Congress keeps raising the stakes for the Child Tax Credit (CTC). Following other recent tax law changes, the new American Rescue Plan Act (ARPA) includes several significant enhancements to the CTC for 2021. What’s more, these tax breaks will start paying off in July—not when you file your 2021 tax return.
Background: Prior to ARPA, the maximum CTC for 2018 through 2025 was $2,000 for each qualifying child under age 17 (increased from $1,000 before 2018). Up to $1,400 of the $2,000 maximum credit was refundable.
To qualify, the child had to live with you for at least six months during the year, not provide more than half of their own support and be a U.S. citizen, national or resident alien. You also had to provide the child’s name and Social Security number (SSN) on your return to claim the credit.

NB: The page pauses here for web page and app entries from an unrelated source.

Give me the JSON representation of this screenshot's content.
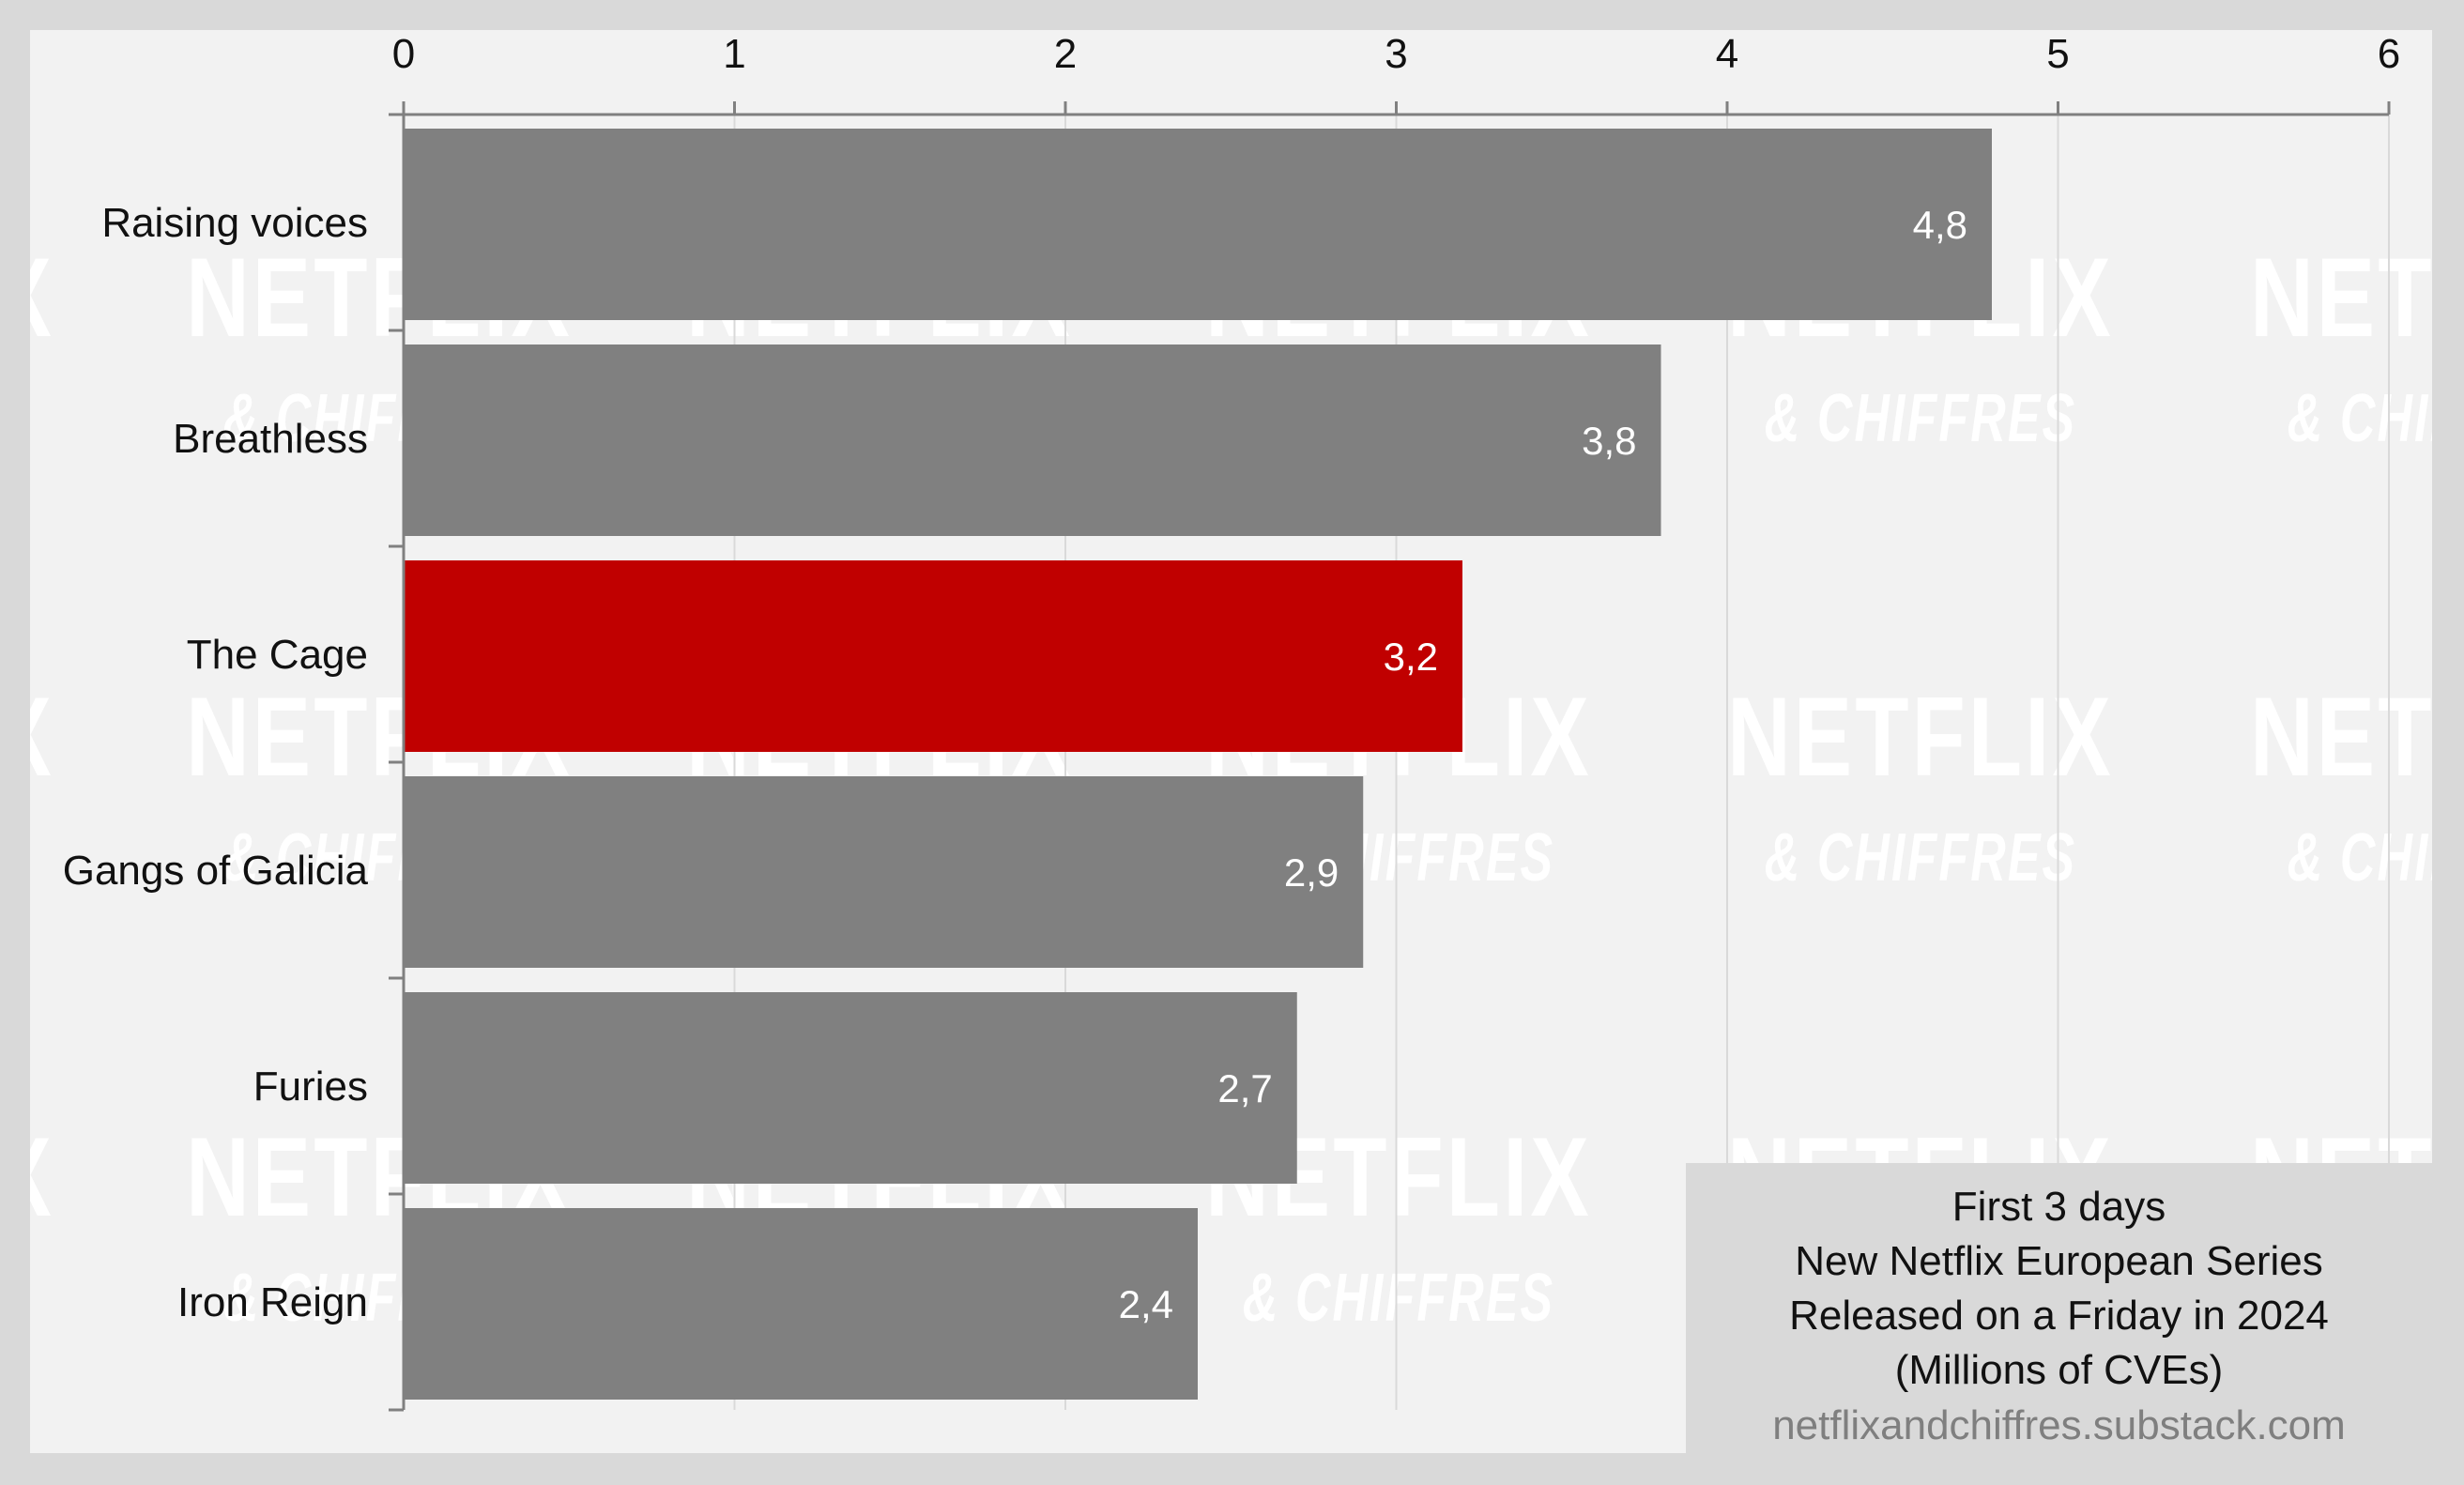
{
  "chart_data": {
    "type": "bar",
    "orientation": "horizontal",
    "title": "First 3 days",
    "subtitle_lines": [
      "New Netflix European Series",
      "Released on a Friday in 2024",
      "(Millions of CVEs)"
    ],
    "source": "netflixandchiffres.substack.com",
    "xlabel": "",
    "ylabel": "",
    "xlim": [
      0,
      6
    ],
    "x_ticks": [
      "0",
      "1",
      "2",
      "3",
      "4",
      "5",
      "6"
    ],
    "x_axis_position": "top",
    "grid": true,
    "categories": [
      "Raising voices",
      "Breathless",
      "The Cage",
      "Gangs of Galicia",
      "Furies",
      "Iron Reign"
    ],
    "values": [
      4.8,
      3.8,
      3.2,
      2.9,
      2.7,
      2.4
    ],
    "value_labels": [
      "4,8",
      "3,8",
      "3,2",
      "2,9",
      "2,7",
      "2,4"
    ],
    "highlight_index": 2,
    "legend_placement": "bottom-right"
  },
  "colors": {
    "bar": "#808080",
    "highlight": "#c00000",
    "panel_bg": "#f2f2f2",
    "outer_bg": "#d9d9d9",
    "grid": "#d9d9d9",
    "axis": "#808080"
  },
  "watermark": {
    "line1": "NETFLIX",
    "line2": "& CHIFFRES"
  }
}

However, the CTC was subject to a phase-out based on modified adjusted gross income (MAGI). For 2018 through 2025, the phase-out was scheduled to begin at $200,000 of MAGI for single filers and $400,000 for joint filers. The credit was phased out by $50 per $1,000 (or fraction of $1,000) of MAGI above the threshold.
Now ARPA revises the rules for 2021. Generally, the changes are favorable to taxpayers. This includes the following:
- The maximum credit is increased from $2,000 to $3,000 for a qualifying child. Even better: The CTC goes up to $3,600 for qualifying children under age six. As before, there is no limit on the number of qualifying children.
- The definition of a qualifying child is expanded to include children under age 18 (up from age 17) at the end of the year. This gives some parents an extra year to claim the CTC.
- The credit is fully refundable. For example, if you have two children qualifying for the $3,000 credit, you can cash in on a refund as high as $6,000.
- On the downside, the credit begins to phase out at lower income levels. For 2021, the phase-out begins at $75,000 of MAGI for single filers and $150,000 for joint filers (down from $200,000 and $400,000, respectively). However, taxpayers affected by the new phase-out ranges can elect to claim the $2,000 credit under the prior rules.
- Finally, you do not have to wait to realize the benefits of the increased CTC. The IRS expects to begin sending advance monthly payments of up to 50% of the allowable 2021 CTC in July and intends to finish in December.
To determine your advance payments, the IRS will refer to information on your 2020 Form 1040 (or your 2019 return if your 2020 return has not yet been filed). However, if the IRS determines that it is not feasible to make monthly advance credit payments, it can arrange advance payments based on longer intervals and adjust the monthly payments accordingly. Expect more guidance from the IRS soon.
Caveat: The ARPA changes for the CTC are effective for 2021 only. After 2021, barring any further legislation, the rules go back to the way they were before.
If you have any questions regarding the new CTC rules, do not hesitate to contact your JMF tax advisor.